First, Ender's Game. This was always an ambitious project, which might explain why the book was published in the mid-80s and the film is just now seeing the light of day.  Orson Scott Card created an intricate, fascinating world with this series and I worried a bit.  It turns out that my anxiety on this one was well placed.  Too much of this rich narrative is skimmed over which pulls the punch from the ultimate reveal.  (Also, I need a re-read on this, but some relationships are just not quite right in this one, at least by my recollection.)  While the movie still makes some good points about whether or not war should have rules, what it takes to make a good leader, and the ethics of using child soldiers, this Game wastes some excellent actors and some very pretty effects. It isn't a hot mess, by any stretch of the imagination, but I grieve what could have been.  Director Gavin Hood (he directed X-Men Origins: Wolverine which alone says a few things) has not managed to breach the enemy's gate with this film.  Skip the movie and read the book.

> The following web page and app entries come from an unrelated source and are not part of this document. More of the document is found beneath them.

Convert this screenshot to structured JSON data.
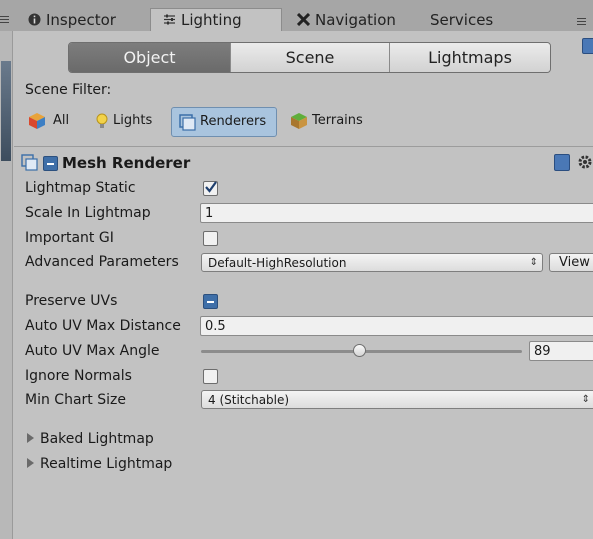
{
  "tabs": [
    {
      "label": "Inspector",
      "icon": "info-icon",
      "active": false
    },
    {
      "label": "Lighting",
      "icon": "lighting-icon",
      "active": true
    },
    {
      "label": "Navigation",
      "icon": "navigation-icon",
      "active": false
    },
    {
      "label": "Services",
      "icon": "",
      "active": false
    }
  ],
  "mode_tabs": [
    {
      "label": "Object",
      "active": true
    },
    {
      "label": "Scene",
      "active": false
    },
    {
      "label": "Lightmaps",
      "active": false
    }
  ],
  "scene_filter": {
    "label": "Scene Filter:",
    "buttons": [
      {
        "label": "All",
        "icon": "all-cube-icon",
        "active": false
      },
      {
        "label": "Lights",
        "icon": "light-bulb-icon",
        "active": false
      },
      {
        "label": "Renderers",
        "icon": "renderer-icon",
        "active": true
      },
      {
        "label": "Terrains",
        "icon": "terrain-icon",
        "active": false
      }
    ]
  },
  "component": {
    "title": "Mesh Renderer",
    "icon": "mesh-renderer-icon"
  },
  "properties": {
    "lightmap_static": {
      "label": "Lightmap Static",
      "checked": true
    },
    "scale_in_lightmap": {
      "label": "Scale In Lightmap",
      "value": "1"
    },
    "important_gi": {
      "label": "Important GI",
      "checked": false
    },
    "advanced_parameters": {
      "label": "Advanced Parameters",
      "value": "Default-HighResolution",
      "view_label": "View"
    },
    "preserve_uvs": {
      "label": "Preserve UVs",
      "state": "mixed"
    },
    "auto_uv_max_distance": {
      "label": "Auto UV Max Distance",
      "value": "0.5"
    },
    "auto_uv_max_angle": {
      "label": "Auto UV Max Angle",
      "value": "89",
      "max": 180
    },
    "ignore_normals": {
      "label": "Ignore Normals",
      "checked": false
    },
    "min_chart_size": {
      "label": "Min Chart Size",
      "value": "4 (Stitchable)"
    }
  },
  "foldouts": {
    "baked": "Baked Lightmap",
    "realtime": "Realtime Lightmap"
  },
  "colors": {
    "panel_bg": "#c2c2c2",
    "selected_tab": "#727272",
    "filter_selected": "#a9c4de",
    "help_icon": "#4a78b6"
  }
}
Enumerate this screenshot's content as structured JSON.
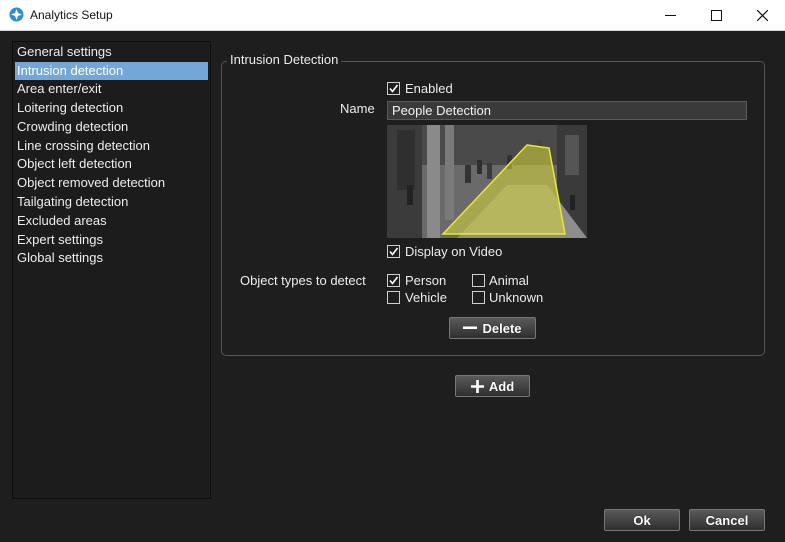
{
  "window": {
    "title": "Analytics Setup",
    "app_icon": "analytics-app-icon",
    "controls": [
      "minimize-icon",
      "maximize-icon",
      "close-icon"
    ]
  },
  "sidebar": {
    "items": [
      {
        "label": "General settings",
        "selected": false
      },
      {
        "label": "Intrusion detection",
        "selected": true
      },
      {
        "label": "Area enter/exit",
        "selected": false
      },
      {
        "label": "Loitering detection",
        "selected": false
      },
      {
        "label": "Crowding detection",
        "selected": false
      },
      {
        "label": "Line crossing detection",
        "selected": false
      },
      {
        "label": "Object left detection",
        "selected": false
      },
      {
        "label": "Object removed detection",
        "selected": false
      },
      {
        "label": "Tailgating detection",
        "selected": false
      },
      {
        "label": "Excluded areas",
        "selected": false
      },
      {
        "label": "Expert settings",
        "selected": false
      },
      {
        "label": "Global settings",
        "selected": false
      }
    ]
  },
  "rule": {
    "group_title": "Intrusion Detection",
    "enabled_label": "Enabled",
    "enabled": true,
    "name_label": "Name",
    "name_value": "People Detection",
    "display_on_video_label": "Display on Video",
    "display_on_video": true,
    "object_types_label": "Object types to detect",
    "object_types": {
      "person": {
        "label": "Person",
        "checked": true
      },
      "animal": {
        "label": "Animal",
        "checked": false
      },
      "vehicle": {
        "label": "Vehicle",
        "checked": false
      },
      "unknown": {
        "label": "Unknown",
        "checked": false
      }
    },
    "delete_label": "Delete"
  },
  "add_label": "Add",
  "footer": {
    "ok_label": "Ok",
    "cancel_label": "Cancel"
  },
  "colors": {
    "accent_selection": "#72a7d7",
    "zone_fill": "#d8d83a",
    "background": "#1e1e1e"
  }
}
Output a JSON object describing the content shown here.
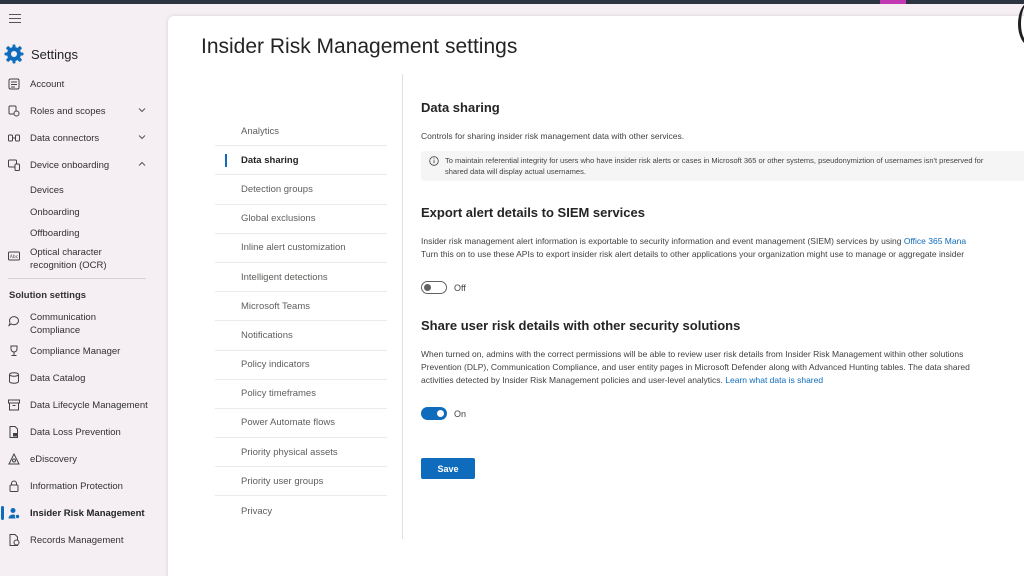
{
  "leftnav": {
    "title": "Settings",
    "items": [
      {
        "label": "Account",
        "icon": "account-icon"
      },
      {
        "label": "Roles and scopes",
        "icon": "roles-icon",
        "chevron": "down"
      },
      {
        "label": "Data connectors",
        "icon": "connectors-icon",
        "chevron": "down"
      },
      {
        "label": "Device onboarding",
        "icon": "device-icon",
        "chevron": "up"
      }
    ],
    "device_sub": [
      "Devices",
      "Onboarding",
      "Offboarding"
    ],
    "ocr": {
      "label_line1": "Optical character",
      "label_line2": "recognition (OCR)"
    },
    "solution_header": "Solution settings",
    "solutions": [
      {
        "label_line1": "Communication",
        "label_line2": "Compliance"
      },
      {
        "label": "Compliance Manager"
      },
      {
        "label": "Data Catalog"
      },
      {
        "label": "Data Lifecycle Management"
      },
      {
        "label": "Data Loss Prevention"
      },
      {
        "label": "eDiscovery"
      },
      {
        "label": "Information Protection"
      },
      {
        "label": "Insider Risk Management",
        "active": true
      },
      {
        "label": "Records Management"
      }
    ]
  },
  "page": {
    "title": "Insider Risk Management settings"
  },
  "subnav": [
    "Analytics",
    "Data sharing",
    "Detection groups",
    "Global exclusions",
    "Inline alert customization",
    "Intelligent detections",
    "Microsoft Teams",
    "Notifications",
    "Policy indicators",
    "Policy timeframes",
    "Power Automate flows",
    "Priority physical assets",
    "Priority user groups",
    "Privacy"
  ],
  "subnav_active": "Data sharing",
  "data_sharing": {
    "heading": "Data sharing",
    "description": "Controls for sharing insider risk management data with other services.",
    "info_line1": "To maintain referential integrity for users who have insider risk alerts or cases in Microsoft 365 or other systems, pseudonymiztion of usernames isn't preserved for",
    "info_line2": "shared data will display actual usernames."
  },
  "siem": {
    "heading": "Export alert details to SIEM services",
    "line1_prefix": "Insider risk management alert information is exportable to security information and event management (SIEM) services by using ",
    "line1_link": "Office 365 Mana",
    "line2": "Turn this on to use these APIs to export insider risk alert details to other applications your organization might use to manage or aggregate insider",
    "toggle_state": "Off"
  },
  "share_risk": {
    "heading": "Share user risk details with other security solutions",
    "line1": "When turned on, admins with the correct permissions will be able to review user risk details from Insider Risk Management within other solutions",
    "line2": "Prevention (DLP), Communication Compliance, and user entity pages in Microsoft Defender along with Advanced Hunting tables. The data shared",
    "line3_prefix": "activities detected by Insider Risk Management policies and user-level analytics. ",
    "line3_link": "Learn what data is shared",
    "toggle_state": "On"
  },
  "actions": {
    "save_label": "Save"
  },
  "colors": {
    "accent": "#0f6cbd",
    "nav_bg": "#f5eff3",
    "topbar": "#2b3440"
  }
}
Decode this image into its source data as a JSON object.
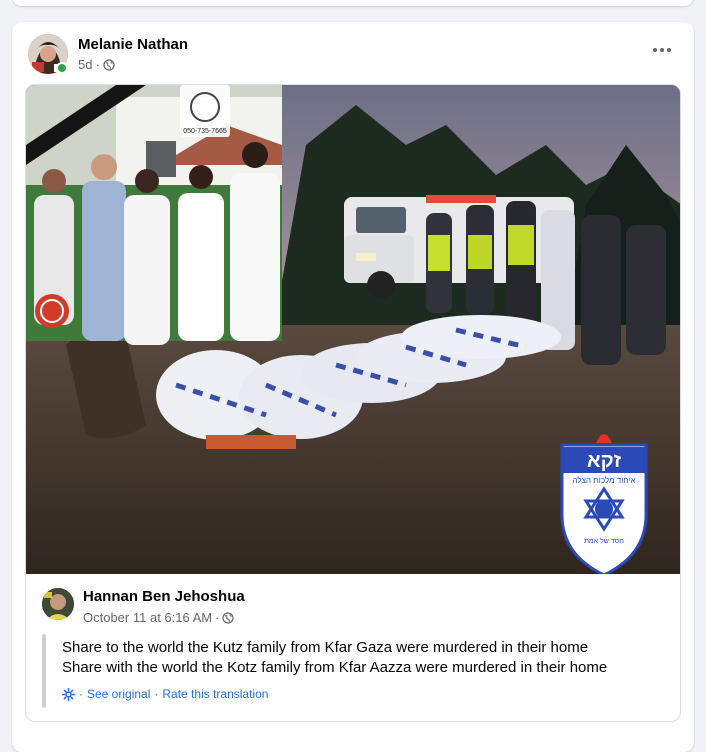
{
  "post": {
    "author": "Melanie Nathan",
    "time": "5d",
    "separator": "·",
    "privacy_icon": "globe-icon",
    "more_icon": "more-horizontal-icon",
    "photo": {
      "sign_phone": "050-735-7665",
      "logo_text": "זקא",
      "logo_subtext": "איחוד מלכות הצלה",
      "logo_footer": "חסד של אמת"
    },
    "shared": {
      "author": "Hannan Ben Jehoshua",
      "time": "October 11 at 6:16 AM",
      "separator": "·",
      "lines": [
        "Share to the world the Kutz family from Kfar Gaza were murdered in their home",
        "Share with the world the Kotz family from Kfar Aazza were murdered in their home"
      ],
      "see_original": "See original",
      "rate_translation": "Rate this translation",
      "link_separator": "·"
    }
  },
  "colors": {
    "link": "#216fdb",
    "online": "#31a24c",
    "secondary_text": "#65676b"
  }
}
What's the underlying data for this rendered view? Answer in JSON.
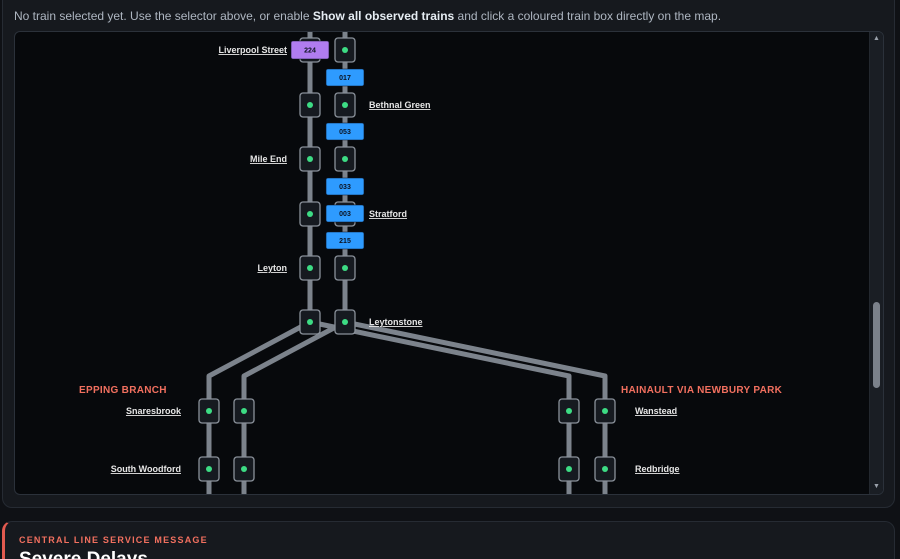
{
  "hint": {
    "prefix": "No train selected yet. Use the selector above, or enable ",
    "bold": "Show all observed trains",
    "suffix": " and click a coloured train box directly on the map."
  },
  "map": {
    "stations": [
      {
        "name": "Liverpool Street",
        "side": "left"
      },
      {
        "name": "Bethnal Green",
        "side": "right"
      },
      {
        "name": "Mile End",
        "side": "left"
      },
      {
        "name": "Stratford",
        "side": "right"
      },
      {
        "name": "Leyton",
        "side": "left"
      },
      {
        "name": "Leytonstone",
        "side": "right"
      },
      {
        "name": "Snaresbrook",
        "side": "left"
      },
      {
        "name": "South Woodford",
        "side": "left"
      },
      {
        "name": "Wanstead",
        "side": "right"
      },
      {
        "name": "Redbridge",
        "side": "right"
      }
    ],
    "branches": {
      "left": "EPPING BRANCH",
      "right": "HAINAULT VIA NEWBURY PARK"
    },
    "trains": [
      {
        "id": "224",
        "color": "#b07cf0"
      },
      {
        "id": "017",
        "color": "#2e9bff"
      },
      {
        "id": "053",
        "color": "#2e9bff"
      },
      {
        "id": "033",
        "color": "#2e9bff"
      },
      {
        "id": "003",
        "color": "#2e9bff"
      },
      {
        "id": "215",
        "color": "#2e9bff"
      }
    ],
    "colors": {
      "track": "#7c838c",
      "node_fill": "#161a20",
      "node_stroke": "#8a919a",
      "node_dot": "#3ddc84"
    }
  },
  "message": {
    "kicker": "CENTRAL LINE SERVICE MESSAGE",
    "title": "Severe Delays"
  }
}
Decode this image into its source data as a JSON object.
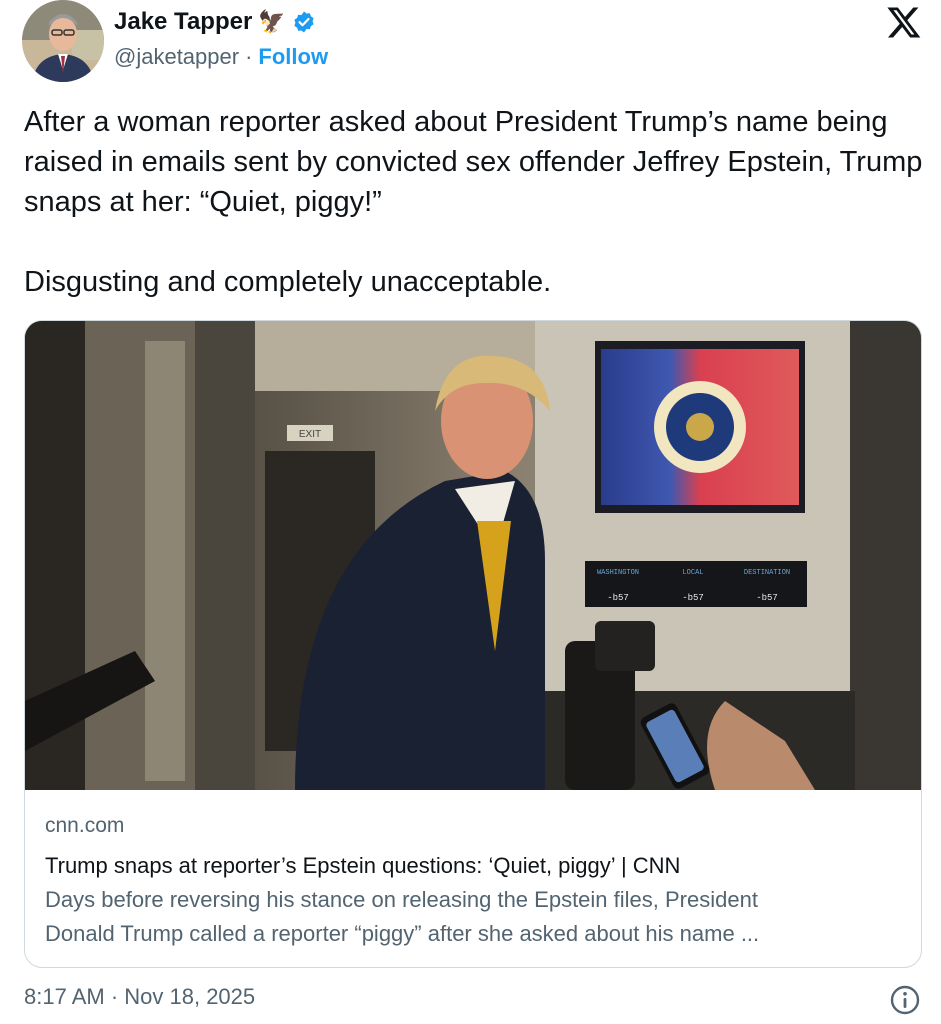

(See - I didn't even get into Card's politics and let me tell you, that took some doing.  I myself am a little conflicted as I like the book tremendously but find Card himself to be - well, let's just say we disagree on some things.  Not sure what I mean?  Click here. For a view on whether Card's politics are affecting the box office, click here.)

Hammer?  No, but I've got some pliers.
Second, Thor: The Dark World.  This is a different kettle of Norse fish.  While Ender's Game expects a too-thin story to support too much weight, Thor's just having fun.  There's nothing wrong with having fun, and watching Tom Hiddleston strut and mock isn't a bad way to while away half an afternoon.  Provided you don't expect anything more than that, you'll be happy.  The Rainbow Bridge (Bifrost) has never looked better and Idris Elba's Heimdall is just cool.  He's far more menacing than Anthony Hopkins' Odin, which is a pity.  I mean, shouldn't you tremble when Odin sweeps into a room?  The story's thin, which is a shame, as I wanted to see Christopher Eccleston's Malekith glower and scheme and scare.  Instead, he's a generic bad guy who wants to destroy things Just Because.  He also picks up flawless English when the plot requires it.  This is not to pick on Eccleston - there were a lot of deliveries from the Plot Convenience Warehouse in this production.  Look, it's fun.  Buy your popcorn, say a little prayer of gratitude for the creative mind of Walt Simonson, and enjoy.

Then go to your local comic shop and buy the Simonson omnibus.

No comments: